The Archive of Uncertainty
Social theory surrounding the ever-increasing control attained by governments, city councils and private companies has created an atmosphere of pessimism for the future of our cities. The correlation between the theory of the city and the theory of capitalism is the fear of failure. This fear is what dictates public policy in the age of the consumer, setting out rigid opinions about what should and should not be displayed in the city’s public matrix.
The structured attempt to control the chaos of the city creates residual and ambiguous land within the edges of its boundaries. And whether the land presents itself as derelict sites, or unkempt border areas, these spaces of uncertainty provide the modern citizen a perspective outside the commodified, controlled, and privatised ‘open’ urban spaces. Creating potential outlets for unexpected or spontaneous encounters, informal events, and alterative activities, where people can cross back and forth between the known and the unknown.
However, a dualism exists between the spaces of uncertainty and certainty in the city, with certainty existing as anthropological place. Anthropological place has at least three characteristics in common, they want to be – people want them to be – places of identity, of relations and of history. An archive is a public institution whose main source of information is derived from those three characteristics. However, these institutions possess systems of control, steeped in bureaucracy, which makes it impossible to navigate the knowledge they possess. Despondency and fear set in.

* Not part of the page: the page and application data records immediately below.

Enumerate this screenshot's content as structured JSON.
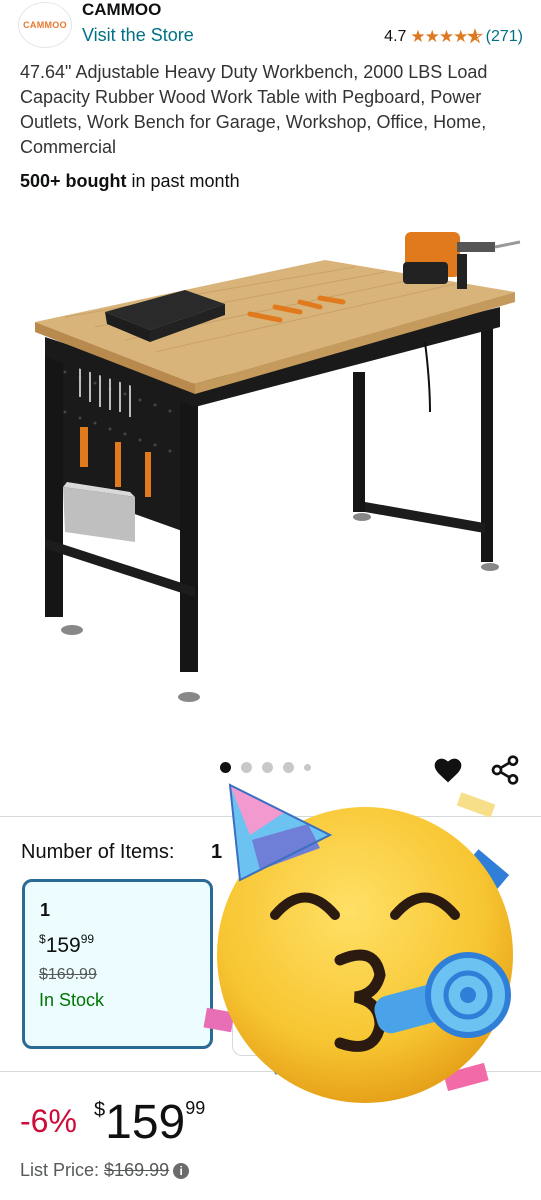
{
  "store": {
    "logo_text": "CAMMOO",
    "brand": "CAMMOO",
    "visit_label": "Visit the Store"
  },
  "rating": {
    "value": "4.7",
    "stars": 4.7,
    "review_count": "(271)"
  },
  "product": {
    "title": "47.64\" Adjustable Heavy Duty Workbench, 2000 LBS Load Capacity Rubber Wood Work Table with Pegboard, Power Outlets, Work Bench for Garage, Workshop, Office, Home, Commercial",
    "bought_bold": "500+ bought",
    "bought_rest": " in past month",
    "image_icon": "workbench-image"
  },
  "carousel": {
    "dot_count": 5,
    "active_index": 0
  },
  "actions": {
    "wishlist_icon": "heart-icon",
    "share_icon": "share-icon"
  },
  "options": {
    "label": "Number of Items:",
    "selected": "1",
    "cards": [
      {
        "count": "1",
        "currency": "$",
        "whole": "159",
        "cents": "99",
        "list_price": "$169.99",
        "stock": "In Stock"
      }
    ]
  },
  "pricing": {
    "discount": "-6%",
    "currency": "$",
    "whole": "159",
    "cents": "99",
    "list_label": "List Price:",
    "list_value": "$169.99"
  },
  "overlay": {
    "sticker": "partying-face-emoji"
  },
  "colors": {
    "link": "#007185",
    "star": "#de7921",
    "discount": "#cc0c39",
    "in_stock": "#007600",
    "selected_border": "#2a6a95"
  }
}
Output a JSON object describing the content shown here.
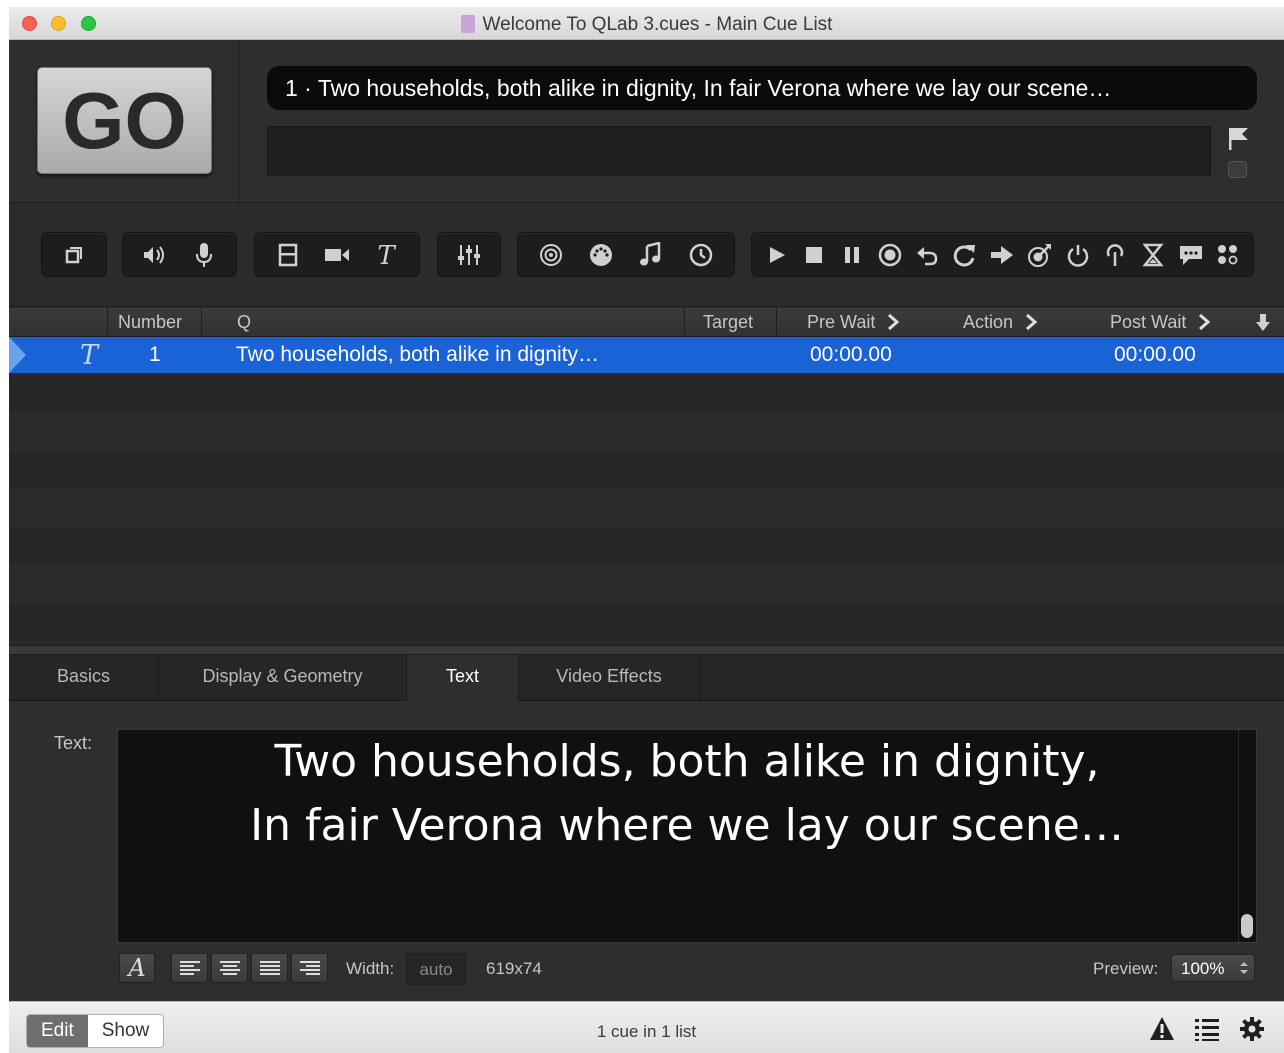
{
  "window": {
    "title": "Welcome To QLab 3.cues - Main Cue List"
  },
  "go_button": {
    "label": "GO"
  },
  "standby": {
    "text": "1 · Two households, both alike in dignity, In fair Verona where we lay our scene…"
  },
  "toolbar": {
    "groups": [
      [
        "group-cue-icon"
      ],
      [
        "audio-icon",
        "mic-icon"
      ],
      [
        "video-icon",
        "camera-icon",
        "text-icon"
      ],
      [
        "fade-icon"
      ],
      [
        "network-icon",
        "midi-icon",
        "midi-file-icon",
        "timecode-icon"
      ],
      [
        "start-icon",
        "stop-icon",
        "pause-icon",
        "load-icon",
        "reset-icon",
        "devamp-icon",
        "goto-icon",
        "target-icon",
        "arm-icon",
        "disarm-icon",
        "wait-icon",
        "memo-icon",
        "script-icon"
      ]
    ]
  },
  "cue_list": {
    "columns": {
      "number": "Number",
      "q": "Q",
      "target": "Target",
      "pre_wait": "Pre Wait",
      "action": "Action",
      "post_wait": "Post Wait"
    },
    "rows": [
      {
        "type_icon": "text-icon",
        "number": "1",
        "q": "Two households, both alike in dignity…",
        "target": "",
        "pre_wait": "00:00.00",
        "action": "",
        "post_wait": "00:00.00",
        "selected": true
      }
    ]
  },
  "inspector": {
    "tabs": [
      "Basics",
      "Display & Geometry",
      "Text",
      "Video Effects"
    ],
    "active_tab": "Text",
    "text_label": "Text:",
    "text_line1": "Two households, both alike in dignity,",
    "text_line2": "In fair Verona where we lay our scene…",
    "width_label": "Width:",
    "width_value": "auto",
    "size": "619x74",
    "preview_label": "Preview:",
    "preview_value": "100%"
  },
  "footer": {
    "mode_edit": "Edit",
    "mode_show": "Show",
    "active_mode": "Edit",
    "status": "1 cue in 1 list"
  },
  "colors": {
    "selection": "#1a63d6",
    "background": "#2b2b2b"
  }
}
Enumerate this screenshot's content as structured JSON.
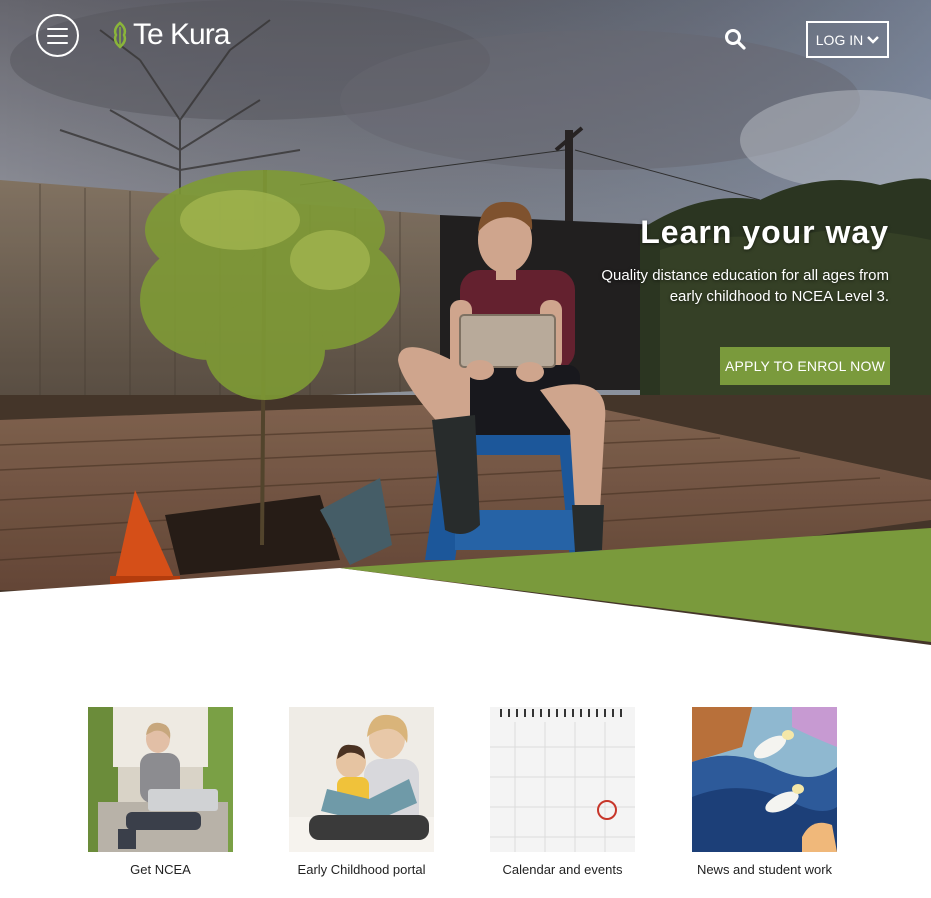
{
  "header": {
    "logo_text": "Te Kura",
    "menu_icon": "hamburger-icon",
    "search_icon": "search-icon",
    "login_label": "LOG IN"
  },
  "hero": {
    "title": "Learn your way",
    "subtitle": "Quality distance education for all ages from early childhood to NCEA Level 3.",
    "cta_label": "APPLY TO ENROL NOW"
  },
  "tiles": [
    {
      "label": "Get NCEA"
    },
    {
      "label": "Early Childhood portal"
    },
    {
      "label": "Calendar and events"
    },
    {
      "label": "News and student work"
    }
  ],
  "colors": {
    "brand_green": "#7a9a3c",
    "text_dark": "#222222",
    "white": "#ffffff"
  }
}
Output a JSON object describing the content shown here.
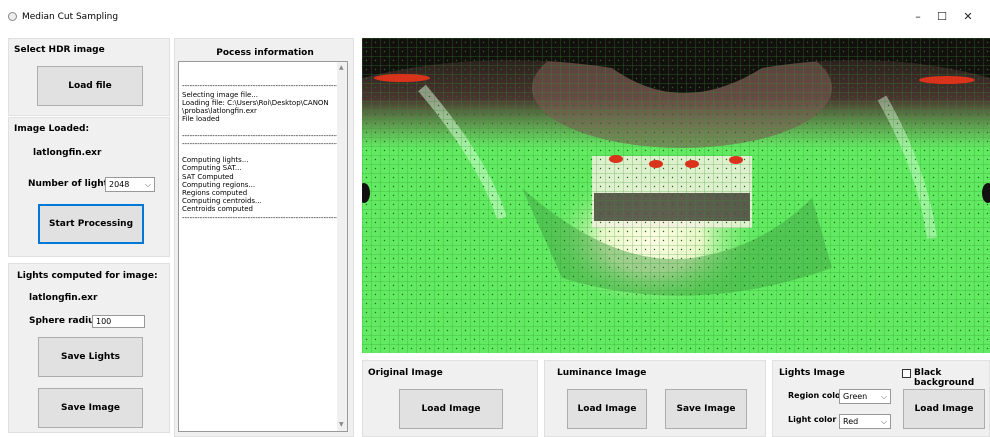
{
  "window": {
    "title": "Median Cut Sampling",
    "minimize": "–",
    "maximize": "☐",
    "close": "✕"
  },
  "select_panel": {
    "heading": "Select HDR image",
    "load_file": "Load file"
  },
  "loaded_panel": {
    "heading": "Image Loaded:",
    "filename": "latlongfin.exr",
    "num_lights_label": "Number of lights:",
    "num_lights_value": "2048",
    "start": "Start Processing"
  },
  "lights_panel": {
    "heading": "Lights computed for image:",
    "filename": "latlongfin.exr",
    "sphere_label": "Sphere radius",
    "sphere_value": "100",
    "save_lights": "Save Lights",
    "save_image": "Save Image"
  },
  "process_panel": {
    "heading": "Pocess information",
    "log": "--------------------------------------------------------------------\nSelecting image file...\nLoading file: C:\\Users\\Roi\\Desktop\\CANON\n\\probas\\latlongfin.exr\nFile loaded\n\n--------------------------------------------------------------------\n--------------------------------------------------------------------\n\nComputing lights...\nComputing SAT...\nSAT Computed\nComputing regions...\nRegions computed\nComputing centroids...\nCentroids computed\n--------------------------------------------------------------------"
  },
  "original_panel": {
    "heading": "Original Image",
    "load": "Load Image"
  },
  "luminance_panel": {
    "heading": "Luminance Image",
    "load": "Load Image",
    "save": "Save Image"
  },
  "lights_image_panel": {
    "heading": "Lights Image",
    "black_bg": "Black background",
    "region_label": "Region color",
    "region_value": "Green",
    "light_label": "Light color",
    "light_value": "Red",
    "load": "Load Image"
  },
  "colors": {
    "accent": "#0078d7",
    "region": "#3cff3c",
    "light": "#e53a1e"
  }
}
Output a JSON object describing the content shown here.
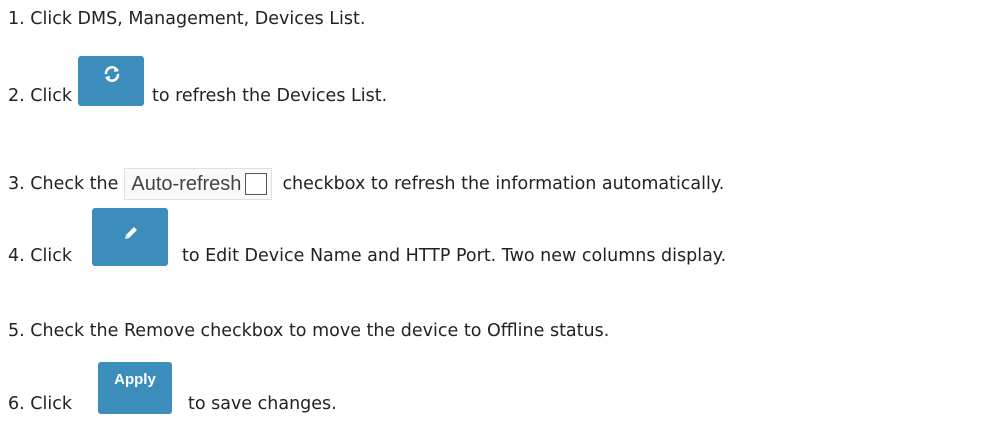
{
  "steps": {
    "s1": "1. Click DMS, Management, Devices List.",
    "s2_before": "2. Click",
    "s2_after": "to refresh the Devices List.",
    "s3_before": "3. Check the",
    "s3_after": "checkbox to refresh the information automatically.",
    "s4_before": "4. Click",
    "s4_after": "to Edit Device Name and HTTP Port. Two new columns display.",
    "s5": "5. Check the Remove checkbox to move the device to Offline status.",
    "s6_before": "6. Click",
    "s6_after": "to save changes."
  },
  "widgets": {
    "refresh_icon": "refresh-icon",
    "auto_refresh_label": "Auto-refresh",
    "auto_refresh_checked": false,
    "edit_icon": "pencil-icon",
    "apply_label": "Apply",
    "button_color": "#3c8dbc"
  }
}
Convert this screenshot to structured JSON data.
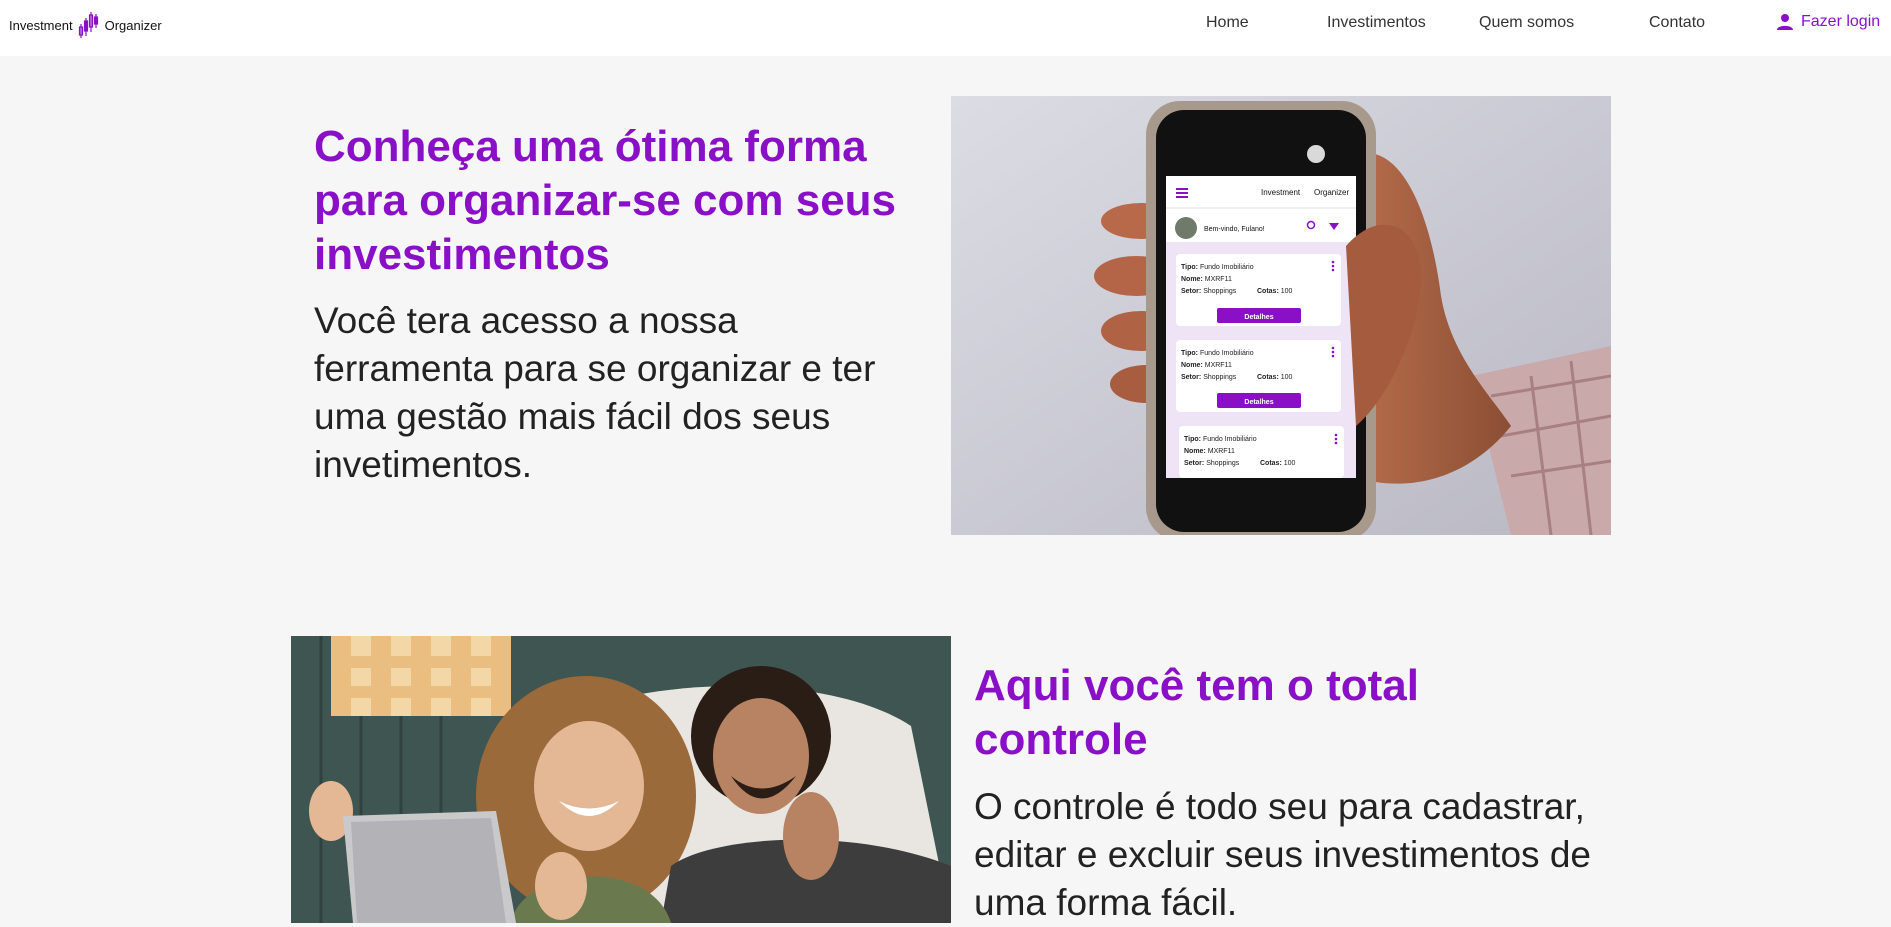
{
  "header": {
    "logo": {
      "left_text": "Investment",
      "right_text": "Organizer",
      "icon": "candlestick-chart-icon"
    },
    "nav": [
      {
        "label": "Home"
      },
      {
        "label": "Investimentos"
      },
      {
        "label": "Quem somos"
      },
      {
        "label": "Contato"
      }
    ],
    "login": {
      "label": "Fazer login",
      "icon": "person-icon"
    }
  },
  "section1": {
    "title": "Conheça uma ótima forma para organizar-se com seus investimentos",
    "text": "Você tera acesso a nossa ferramenta para se organizar e ter uma gestão mais fácil dos seus invetimentos.",
    "image": {
      "subject": "hand holding smartphone",
      "phone": {
        "app_left": "Investment",
        "app_right": "Organizer",
        "greeting": "Bem-vindo, Fulano!",
        "cards": [
          {
            "tipo_label": "Tipo:",
            "tipo": "Fundo Imobiliário",
            "nome_label": "Nome:",
            "nome": "MXRF11",
            "setor_label": "Setor:",
            "setor": "Shoppings",
            "cotas_label": "Cotas:",
            "cotas": "100",
            "button": "Detalhes"
          },
          {
            "tipo_label": "Tipo:",
            "tipo": "Fundo Imobiliário",
            "nome_label": "Nome:",
            "nome": "MXRF11",
            "setor_label": "Setor:",
            "setor": "Shoppings",
            "cotas_label": "Cotas:",
            "cotas": "100",
            "button": "Detalhes"
          },
          {
            "tipo_label": "Tipo:",
            "tipo": "Fundo Imobiliário",
            "nome_label": "Nome:",
            "nome": "MXRF11",
            "setor_label": "Setor:",
            "setor": "Shoppings",
            "cotas_label": "Cotas:",
            "cotas": "100"
          }
        ]
      }
    }
  },
  "section2": {
    "title": "Aqui você tem o total controle",
    "text": "O controle é todo seu para cadastrar, editar e excluir seus investimentos de uma forma fácil.",
    "image": {
      "subject": "couple smiling at laptop"
    }
  },
  "colors": {
    "accent": "#8a10c8",
    "background": "#f7f6f7",
    "header": "#ffffff",
    "text": "#222222"
  }
}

My response to the ethical city is questioning who controls the information within its boundaries, utilising the themes of uncertainty to imagine the antithesis of an archive. The thesis explores how a building, which has the capacity to archive everything, manifests itself within the context of Brussels.